- Offers page caching, which means it generates static HTML versions of your pages and serves them to visitors. This reduces the need to make frequent database queries, thus reducing the load on your database server.
- Cleans up fragmented data that accumulates over time as you add, update, and delete content on your site
WP Rocket doesn’t have a free version; it offers three pricing plans, which you can choose from according to your needs, starting at $59/ year.
This plugin helps you clean up and optimize your database by removing orphaned items like unused tags, post revisions, and more.
- Offers a range of options for cleaning up your database. You can choose which types of data to clean, such as post revisions, spam comments, trashed items, and more, which enables you to tailor the cleanup process to your specific requirements.
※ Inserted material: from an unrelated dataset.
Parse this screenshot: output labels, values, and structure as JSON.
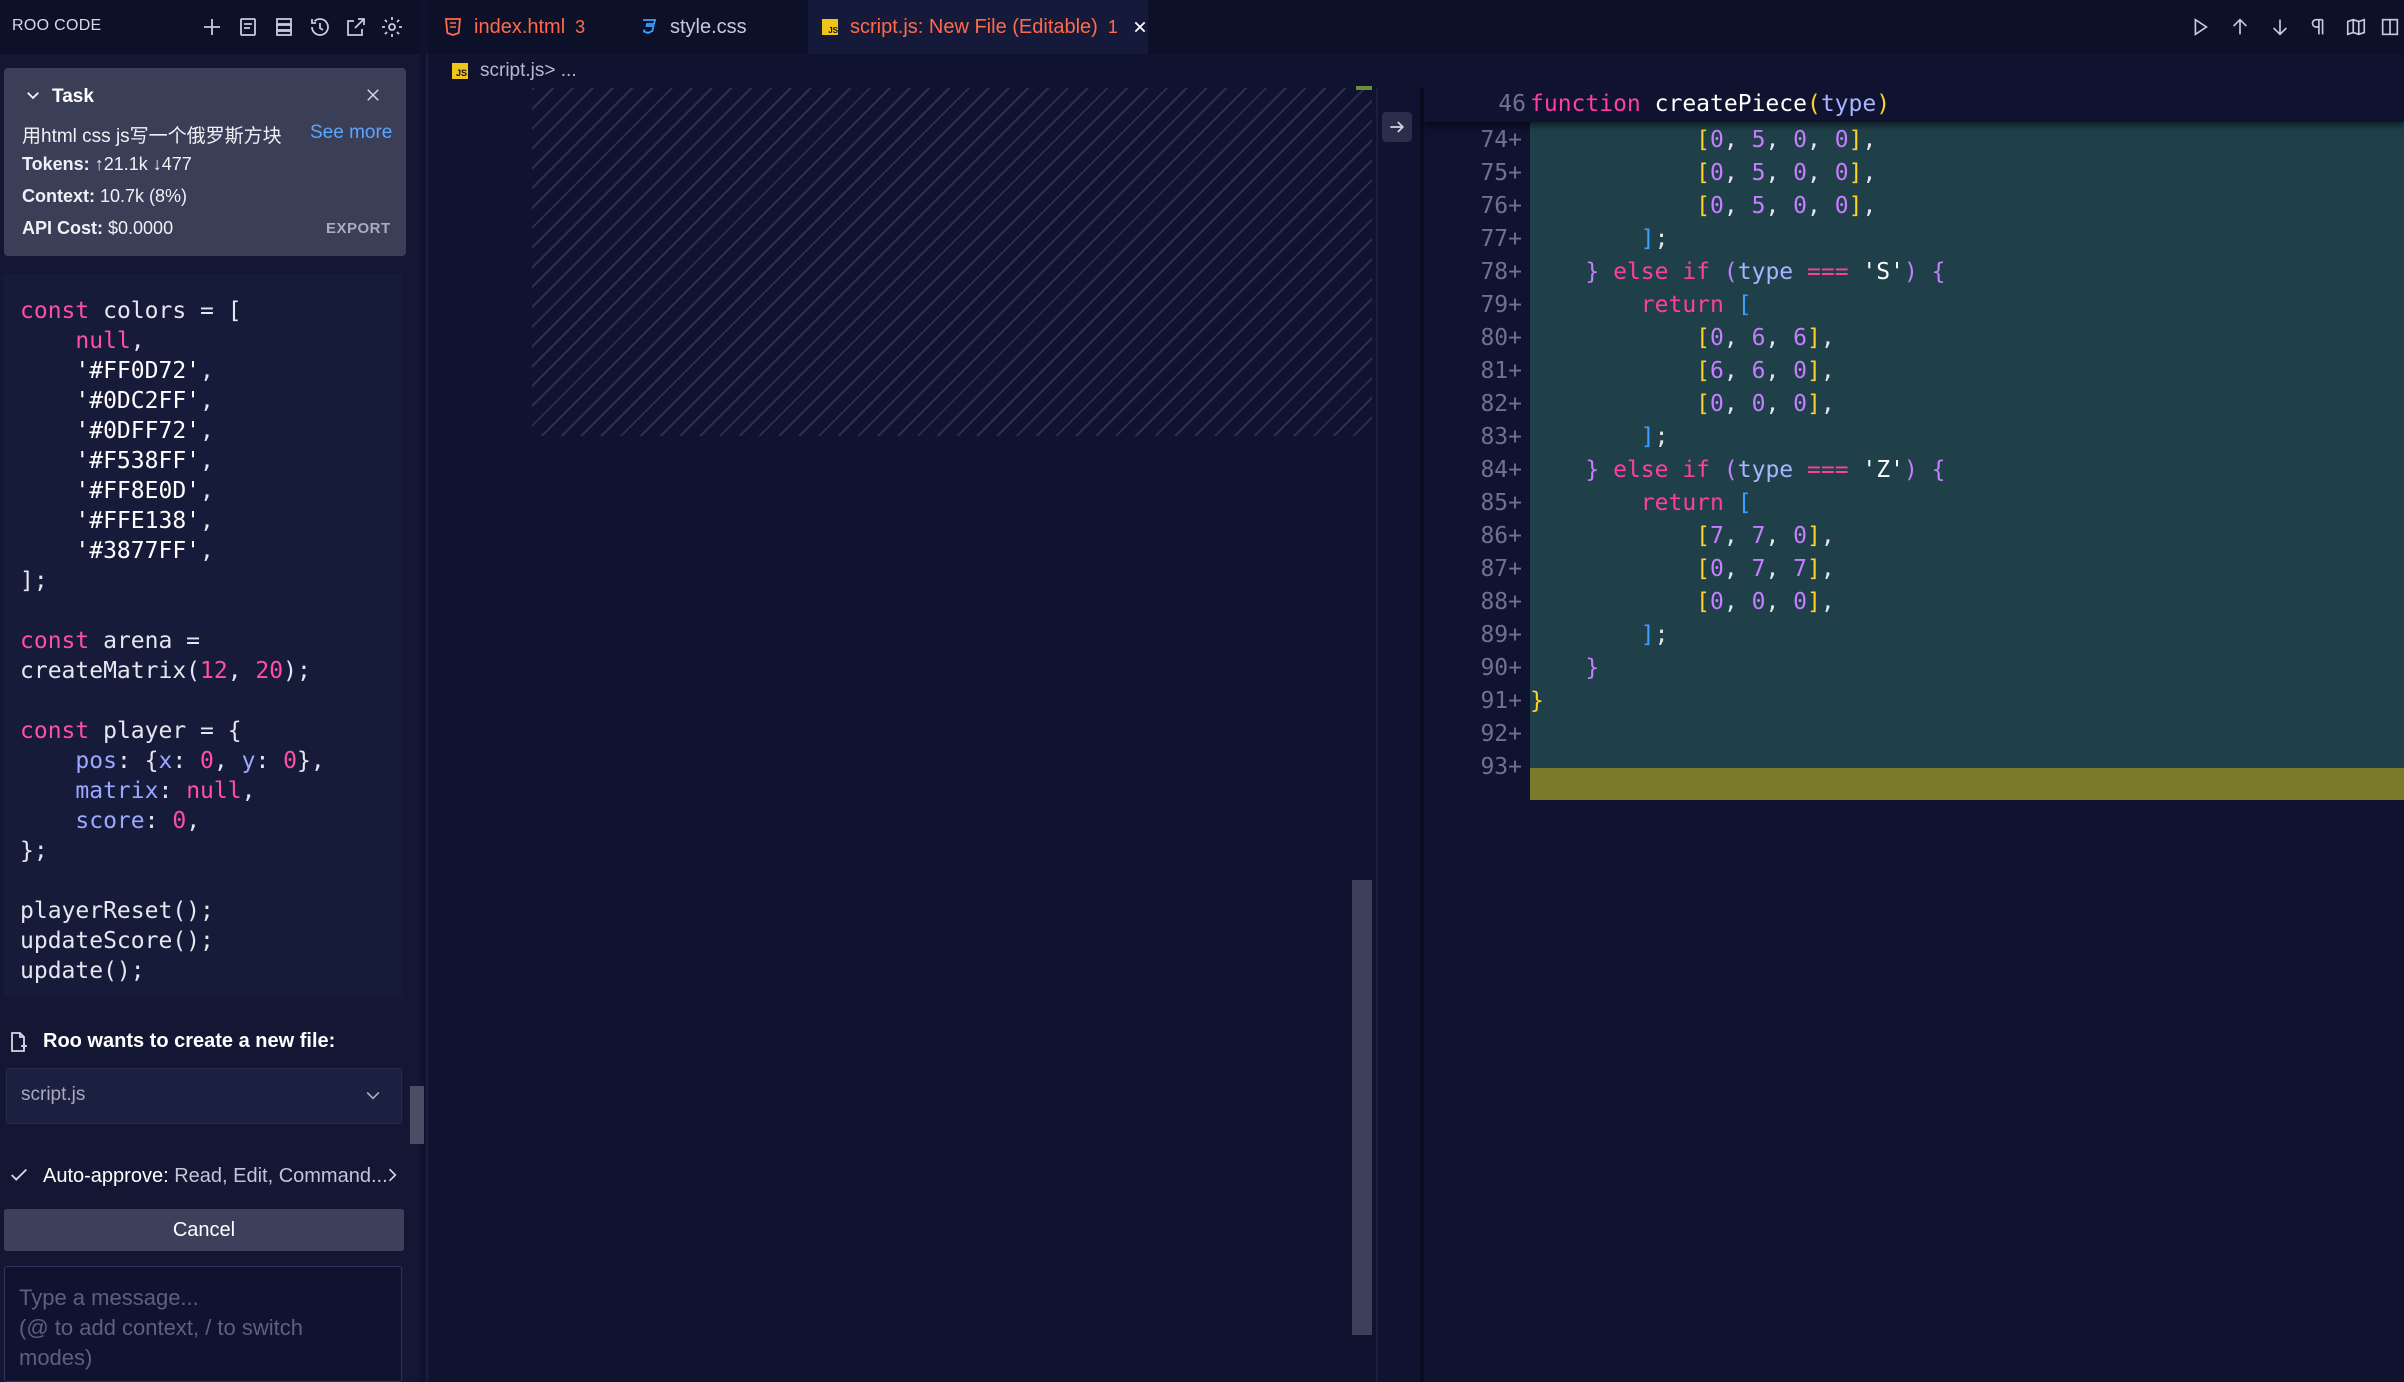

- Offers a scheduling feature for automatic cleanups.
- Provides an overview of your database tables, showing you their size and the amount of data they contain. This information can help you identify which tables are taking up the most space and might need cleaning or optimization.
While there is a free version of the Advanced Database Cleaner plugin, it also provides 3 premium options, starting at $39/year.
These four plugins can make WordPress database optimization much easier and more efficient. However, it’s important to remember that, like any tool, they should be used with caution.
Always back up your database (using WP Umbrella) before using an optimization plugin, and only use plugins from trusted sources.
Elevate your WordPress database optimization with WP Umbrella
The two main methods of optimizing your database are manually and with plugins. While manual optimization is cost-effective, it requires a certain level of technical knowledge and can be time-consuming. On the other hand, using plugins can make the process more efficient and accessible, though it may come with additional costs.
However, database optimization is just one aspect of efficient WordPress site management. A comprehensive approach to site management, encompassing aspects like backups, updates, and error monitoring, can make a significant difference to your site’s performance and success.
WP Umbrella can help streamline this process, offering a range of features designed to help you manage your site(s) optimally. With WP Umbrella, you can:
- Connect multiple WordPress sites to one dashboard and view a summary of all activities.
- Access each site with a single click.
- Perform bulk actions like consolidating plugins, themes, and WordPress updates.
- Ensure website safety with automatic cloud backups stored on European servers, with General Data Protection Regulation (GDPR) compliance for client data.
- Monitor uptime, performance, and PHP errors.
So, don’t miss out on all these benefits. Harness WP Umbrella’s free 14-day trial today and explore the game-changing advantages it will have on your WordPress optimization endeavor for yourself!
FAQs about WordPress Database Optimization
While it’s rare, there is a small chance that database optimization can cause issues with your site if not done correctly. This is why it’s crucial to always back up your database before making any changes.
Tools like WP Umbrella can be invaluable for this, as they automatically back up your data and store it securely in the cloud.
Optimizing your WordPress database can significantly increase your site’s speed and performance. It can enhance user experience, improve SEO rankings, increase website stability and reliability, improve scalability, and lead to cost-efficiency.
Regular WordPress database optimization is a best practice that can bring significant benefits to your website.
There are several ways to speed up your WordPress site, including: optimizing your database, using a caching plugin, optimizing images and other media files, using a content delivery network (CDN), keeping your WordPress installation and plugins up-to-date and last but least, choosing a good hosting provider.